Nathaniel Hawthorne is regarded as one of the masters of early American short fiction. Long-time fans and curious newcomers will appreciate this collection of Hawthorne's short stories, which brings together some of his most important early work and was praised by a chorus of illustrious contemporaries such as Melville, Poe, and Whitman.
Though he is now regarded as one of the masters of American literature, Nathaniel Hawthorne spent a sizable chunk of his peak writing years living in England. This volume collects a series of essays and sketches that Hawthorne penned during his stay abroad. They offer keen insight into the differences between the two cultures and the ultimately illusory nature of the idea of "home."
Hook younger readers on early American history with this engaging collection of interlinked stories from literary master Nathaniel Hawthorne. Using a recurring motif of a beautifully crafted antique chair, Hawthorne weaves together tales of the founding days of New England and the United States.
One of Nathaniel Hawthorne's later works, Septimius Felton is a beguiling and thought-provoking tale of murder most foul. One of a series of the author's works that grapple with themes of immortality, Septimius Felton was written shortly before Hawthorne himself succumbed to a mysterious illness, a fact that lends a dimension of profound poignancy to the story.

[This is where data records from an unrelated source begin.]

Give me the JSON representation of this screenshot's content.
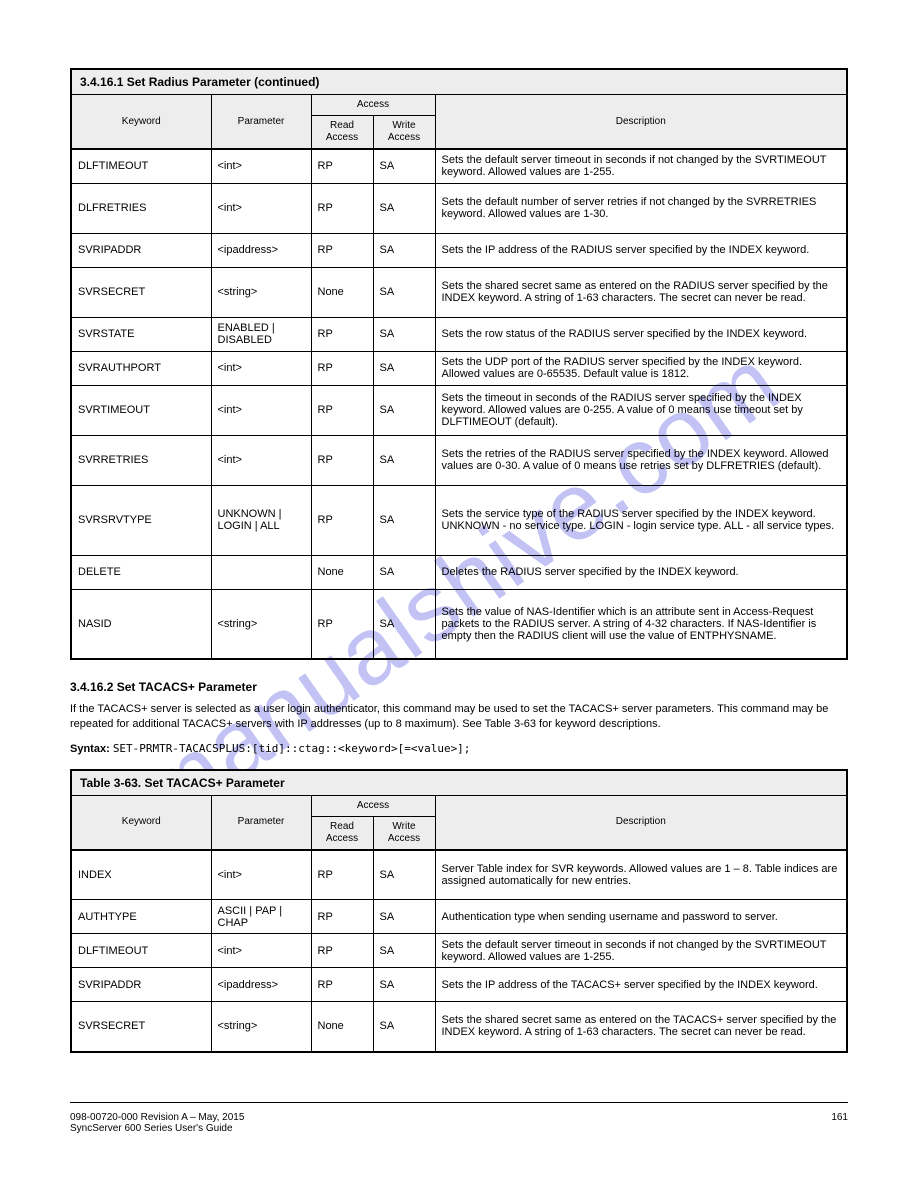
{
  "watermark": "manualshive.com",
  "section_title": "3.4.16.2  Set TACACS+ Parameter",
  "table1": {
    "title": "3.4.16.1  Set Radius Parameter (continued)",
    "headers": {
      "keyword": "Keyword",
      "parameter": "Parameter",
      "access": "Access",
      "read": "Read Access",
      "write": "Write Access",
      "description": "Description"
    },
    "rows": [
      {
        "k": "DLFTIMEOUT",
        "p": "<int>",
        "r": "RP",
        "w": "SA",
        "d": "Sets the default server timeout in seconds if not changed by the SVRTIMEOUT keyword. Allowed values are 1-255."
      },
      {
        "k": "DLFRETRIES",
        "p": "<int>",
        "r": "RP",
        "w": "SA",
        "d": "Sets the default number of server retries if not changed by the SVRRETRIES keyword. Allowed values are 1-30."
      },
      {
        "k": "SVRIPADDR",
        "p": "<ipaddress>",
        "r": "RP",
        "w": "SA",
        "d": "Sets the IP address of the RADIUS server specified by the INDEX keyword."
      },
      {
        "k": "SVRSECRET",
        "p": "<string>",
        "r": "None",
        "w": "SA",
        "d": "Sets the shared secret same as entered on the RADIUS server specified by the INDEX keyword. A string of 1-63 characters. The secret can never be read."
      },
      {
        "k": "SVRSTATE",
        "p": "ENABLED | DISABLED",
        "r": "RP",
        "w": "SA",
        "d": "Sets the row status of the RADIUS server specified by the INDEX keyword."
      },
      {
        "k": "SVRAUTHPORT",
        "p": "<int>",
        "r": "RP",
        "w": "SA",
        "d": "Sets the UDP port of the RADIUS server specified by the INDEX keyword. Allowed values are 0-65535. Default value is 1812."
      },
      {
        "k": "SVRTIMEOUT",
        "p": "<int>",
        "r": "RP",
        "w": "SA",
        "d": "Sets the timeout in seconds of the RADIUS server specified by the INDEX keyword. Allowed values are 0-255. A value of 0 means use timeout set by DLFTIMEOUT (default)."
      },
      {
        "k": "SVRRETRIES",
        "p": "<int>",
        "r": "RP",
        "w": "SA",
        "d": "Sets the retries of the RADIUS server specified by the INDEX keyword. Allowed values are 0-30. A value of 0 means use retries set by DLFRETRIES (default)."
      },
      {
        "k": "SVRSRVTYPE",
        "p": "UNKNOWN | LOGIN | ALL",
        "r": "RP",
        "w": "SA",
        "d": "Sets the service type of the RADIUS server specified by the INDEX keyword. UNKNOWN - no service type. LOGIN - login service type. ALL - all service types."
      },
      {
        "k": "DELETE",
        "p": "",
        "r": "None",
        "w": "SA",
        "d": "Deletes the RADIUS server specified by the INDEX keyword."
      },
      {
        "k": "NASID",
        "p": "<string>",
        "r": "RP",
        "w": "SA",
        "d": "Sets the value of NAS-Identifier which is an attribute sent in Access-Request packets to the RADIUS server. A string of 4-32 characters. If NAS-Identifier is empty then the RADIUS client will use the value of ENTPHYSNAME."
      }
    ]
  },
  "paragraph": "If the TACACS+ server is selected as a user login authenticator, this command may be used to set the TACACS+ server parameters. This command may be repeated for additional TACACS+ servers with IP addresses (up to 8 maximum). See Table 3-63 for keyword descriptions.",
  "syntax_label": "Syntax:",
  "syntax": "SET-PRMTR-TACACSPLUS:[tid]::ctag::<keyword>[=<value>];",
  "table2": {
    "title": "Table 3-63. Set TACACS+ Parameter",
    "headers": {
      "keyword": "Keyword",
      "parameter": "Parameter",
      "access": "Access",
      "read": "Read Access",
      "write": "Write Access",
      "description": "Description"
    },
    "rows": [
      {
        "k": "INDEX",
        "p": "<int>",
        "r": "RP",
        "w": "SA",
        "d": "Server Table index for SVR keywords. Allowed values are 1 – 8. Table indices are assigned automatically for new entries."
      },
      {
        "k": "AUTHTYPE",
        "p": "ASCII | PAP | CHAP",
        "r": "RP",
        "w": "SA",
        "d": "Authentication type when sending username and password to server."
      },
      {
        "k": "DLFTIMEOUT",
        "p": "<int>",
        "r": "RP",
        "w": "SA",
        "d": "Sets the default server timeout in seconds if not changed by the SVRTIMEOUT keyword. Allowed values are 1-255."
      },
      {
        "k": "SVRIPADDR",
        "p": "<ipaddress>",
        "r": "RP",
        "w": "SA",
        "d": "Sets the IP address of the TACACS+ server specified by the INDEX keyword."
      },
      {
        "k": "SVRSECRET",
        "p": "<string>",
        "r": "None",
        "w": "SA",
        "d": "Sets the shared secret same as entered on the TACACS+ server specified by the INDEX keyword. A string of 1-63 characters. The secret can never be read."
      }
    ]
  },
  "footer": {
    "left": "098-00720-000 Revision A – May, 2015",
    "right": "161",
    "sub": "SyncServer 600 Series User's Guide"
  }
}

Set in 17th-century Puritan Boston, The Scarlet Letter is a romantic work of fiction about Hester Prynne, who conceives a daughter through an adulterous affair and struggles to create a new life of repentance and dignity. Throughout the book, Hawthorne explores themes of legalism, sin, and guilt.